Layoffs, downsizing, restructuring, terminations - no matter what it's called, nobody is happy when people lose their jobs. It is a traumatic event for all involved - whether it's the affected employees, the managers who have to deliver the news or the workers who remain to pick up the pieces. It's the latter who are often ignored after downsizing, to the detriment of the organization, and i4cp's Reduction in Force survey has found that few companies have any strategies in place to help survivors.
This neglect often causes the organization to suffer, according to research from Franco Gandolfi (2008), director of the MBA/EMBA programs at Regent University. His research of numerous downsizing studies from the past 20 years found that most firms never realize the financial gains they were expecting from downsizing. In fact, firms that did not undergo downsizing outperformed downsized firms in both the short term and the long term.
Many of the problems that afflict organizations that have reduced their workforce can be traced back to remaining staff. Gandolfi found that survivors often suffer from guilt, fear, anger and insecurity, which leads to absenteeism, distrust, poor performance, lower morale, and disengagement.

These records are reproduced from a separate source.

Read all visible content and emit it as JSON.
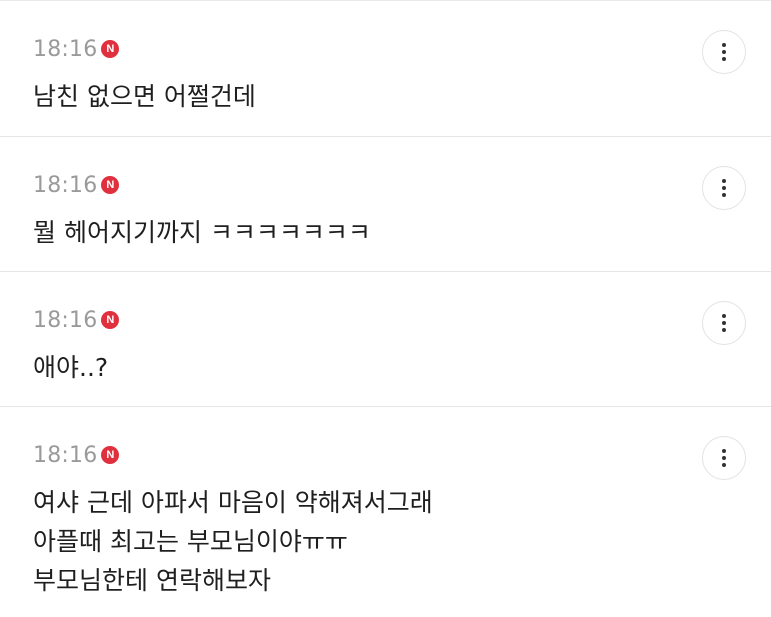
{
  "comments": [
    {
      "time": "18:16",
      "badge": "N",
      "lines": [
        "남친 없으면 어쩔건데"
      ]
    },
    {
      "time": "18:16",
      "badge": "N",
      "lines": [
        "뭘 헤어지기까지 ㅋㅋㅋㅋㅋㅋㅋ"
      ]
    },
    {
      "time": "18:16",
      "badge": "N",
      "lines": [
        "애야..?"
      ]
    },
    {
      "time": "18:16",
      "badge": "N",
      "lines": [
        "여샤 근데 아파서 마음이 약해져서그래",
        "아플때 최고는 부모님이야ㅠㅠ",
        "부모님한테 연락해보자"
      ]
    }
  ],
  "icons": {
    "new_badge": "new-badge-icon",
    "more": "more-vertical-icon"
  },
  "colors": {
    "badge": "#e0303d",
    "time": "#9a9a9a",
    "text": "#1f1f1f",
    "divider": "#e6e6e6"
  }
}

Remaining workers are also often faced with new roles and different responsibilities and have a difficult time adjusting.